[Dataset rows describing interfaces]

______________________________

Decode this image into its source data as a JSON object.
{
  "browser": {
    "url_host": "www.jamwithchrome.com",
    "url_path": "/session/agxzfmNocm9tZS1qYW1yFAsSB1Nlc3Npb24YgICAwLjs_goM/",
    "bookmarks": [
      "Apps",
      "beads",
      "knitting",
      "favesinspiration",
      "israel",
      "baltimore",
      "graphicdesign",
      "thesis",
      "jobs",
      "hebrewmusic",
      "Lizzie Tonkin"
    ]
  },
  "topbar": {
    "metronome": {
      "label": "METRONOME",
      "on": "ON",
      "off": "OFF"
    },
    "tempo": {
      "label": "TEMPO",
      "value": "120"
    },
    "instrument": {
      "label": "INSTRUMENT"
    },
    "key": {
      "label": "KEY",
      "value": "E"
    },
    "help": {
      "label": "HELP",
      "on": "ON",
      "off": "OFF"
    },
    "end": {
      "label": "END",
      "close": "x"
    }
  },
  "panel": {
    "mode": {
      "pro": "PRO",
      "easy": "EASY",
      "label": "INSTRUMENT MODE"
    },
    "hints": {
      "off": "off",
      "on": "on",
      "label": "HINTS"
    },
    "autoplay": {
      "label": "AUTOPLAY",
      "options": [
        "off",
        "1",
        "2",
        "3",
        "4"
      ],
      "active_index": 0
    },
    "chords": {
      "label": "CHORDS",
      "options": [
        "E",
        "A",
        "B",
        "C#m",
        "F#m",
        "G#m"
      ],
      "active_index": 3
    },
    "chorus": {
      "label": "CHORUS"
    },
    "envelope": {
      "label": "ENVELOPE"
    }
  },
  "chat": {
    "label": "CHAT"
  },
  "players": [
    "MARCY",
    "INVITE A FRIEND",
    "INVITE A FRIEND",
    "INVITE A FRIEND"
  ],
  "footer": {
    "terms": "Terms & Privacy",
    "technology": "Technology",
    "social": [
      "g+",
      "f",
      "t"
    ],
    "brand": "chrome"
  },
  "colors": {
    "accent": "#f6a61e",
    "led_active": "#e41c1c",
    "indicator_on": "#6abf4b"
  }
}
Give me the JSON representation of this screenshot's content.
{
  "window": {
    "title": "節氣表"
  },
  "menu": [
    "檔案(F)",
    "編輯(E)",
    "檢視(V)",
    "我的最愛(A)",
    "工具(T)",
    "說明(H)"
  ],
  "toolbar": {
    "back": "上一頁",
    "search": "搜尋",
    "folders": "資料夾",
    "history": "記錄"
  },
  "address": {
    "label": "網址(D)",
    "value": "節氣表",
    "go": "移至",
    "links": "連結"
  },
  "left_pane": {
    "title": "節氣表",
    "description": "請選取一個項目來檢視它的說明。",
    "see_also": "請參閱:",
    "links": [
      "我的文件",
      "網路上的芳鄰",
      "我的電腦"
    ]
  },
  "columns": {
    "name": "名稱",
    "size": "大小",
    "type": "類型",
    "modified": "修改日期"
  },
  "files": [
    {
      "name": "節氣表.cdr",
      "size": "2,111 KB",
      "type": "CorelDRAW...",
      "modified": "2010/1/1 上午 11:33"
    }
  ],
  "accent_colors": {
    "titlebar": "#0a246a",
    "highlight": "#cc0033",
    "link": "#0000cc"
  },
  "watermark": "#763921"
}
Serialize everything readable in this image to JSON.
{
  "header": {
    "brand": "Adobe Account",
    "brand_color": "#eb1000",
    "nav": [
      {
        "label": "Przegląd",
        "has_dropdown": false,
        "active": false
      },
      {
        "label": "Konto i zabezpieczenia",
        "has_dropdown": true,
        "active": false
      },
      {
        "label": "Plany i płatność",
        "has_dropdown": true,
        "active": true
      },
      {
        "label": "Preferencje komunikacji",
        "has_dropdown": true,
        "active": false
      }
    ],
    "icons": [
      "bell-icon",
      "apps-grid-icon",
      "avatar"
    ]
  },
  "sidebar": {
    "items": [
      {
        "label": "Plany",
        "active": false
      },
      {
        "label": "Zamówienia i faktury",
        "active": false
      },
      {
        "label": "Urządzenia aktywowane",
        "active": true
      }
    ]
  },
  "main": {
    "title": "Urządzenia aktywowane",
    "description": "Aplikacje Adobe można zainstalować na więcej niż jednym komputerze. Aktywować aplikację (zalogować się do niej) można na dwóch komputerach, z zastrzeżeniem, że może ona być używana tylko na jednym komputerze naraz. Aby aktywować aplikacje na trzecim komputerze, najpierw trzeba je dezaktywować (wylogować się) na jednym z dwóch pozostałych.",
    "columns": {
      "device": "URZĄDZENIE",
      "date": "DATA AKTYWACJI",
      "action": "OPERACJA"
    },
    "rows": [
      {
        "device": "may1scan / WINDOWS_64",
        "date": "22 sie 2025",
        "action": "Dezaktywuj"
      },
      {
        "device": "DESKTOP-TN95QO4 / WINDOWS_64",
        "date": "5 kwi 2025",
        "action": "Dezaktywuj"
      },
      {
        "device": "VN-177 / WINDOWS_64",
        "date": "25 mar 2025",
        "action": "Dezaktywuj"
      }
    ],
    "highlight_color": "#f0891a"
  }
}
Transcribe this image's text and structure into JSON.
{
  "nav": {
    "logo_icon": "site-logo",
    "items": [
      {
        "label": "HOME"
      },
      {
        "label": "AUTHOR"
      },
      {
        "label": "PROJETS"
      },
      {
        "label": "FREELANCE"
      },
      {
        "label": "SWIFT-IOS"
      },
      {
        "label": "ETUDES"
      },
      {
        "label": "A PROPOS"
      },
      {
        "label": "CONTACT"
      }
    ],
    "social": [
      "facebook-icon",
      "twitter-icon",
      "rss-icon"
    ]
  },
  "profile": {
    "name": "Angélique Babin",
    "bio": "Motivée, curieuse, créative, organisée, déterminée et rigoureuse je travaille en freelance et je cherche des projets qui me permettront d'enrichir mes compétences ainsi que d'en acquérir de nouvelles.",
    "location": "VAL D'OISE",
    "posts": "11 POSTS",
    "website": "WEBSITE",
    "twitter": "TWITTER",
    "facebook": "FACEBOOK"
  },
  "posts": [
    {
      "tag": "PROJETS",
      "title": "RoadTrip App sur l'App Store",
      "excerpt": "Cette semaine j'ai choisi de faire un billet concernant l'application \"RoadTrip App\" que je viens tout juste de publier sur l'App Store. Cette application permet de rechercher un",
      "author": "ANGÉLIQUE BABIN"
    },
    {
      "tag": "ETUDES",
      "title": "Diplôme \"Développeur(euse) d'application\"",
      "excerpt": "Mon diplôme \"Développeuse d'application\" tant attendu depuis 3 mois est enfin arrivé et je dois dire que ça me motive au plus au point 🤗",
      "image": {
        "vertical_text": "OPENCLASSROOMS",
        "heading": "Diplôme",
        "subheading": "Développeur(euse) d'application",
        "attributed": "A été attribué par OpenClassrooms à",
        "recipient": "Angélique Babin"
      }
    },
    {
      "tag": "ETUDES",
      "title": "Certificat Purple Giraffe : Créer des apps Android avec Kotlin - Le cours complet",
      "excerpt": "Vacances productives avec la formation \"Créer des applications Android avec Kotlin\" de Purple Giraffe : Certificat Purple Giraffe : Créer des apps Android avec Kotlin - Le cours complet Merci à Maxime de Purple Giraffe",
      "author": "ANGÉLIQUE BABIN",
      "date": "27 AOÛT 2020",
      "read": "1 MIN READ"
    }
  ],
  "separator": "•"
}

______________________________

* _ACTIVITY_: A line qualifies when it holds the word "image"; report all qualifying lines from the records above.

* _TASK RESPONSE_:
Decode this image into its source data as a JSON object.
Serialize everything readable in this image to JSON.
Transcribe this image's text and structure into JSON.
      "image": {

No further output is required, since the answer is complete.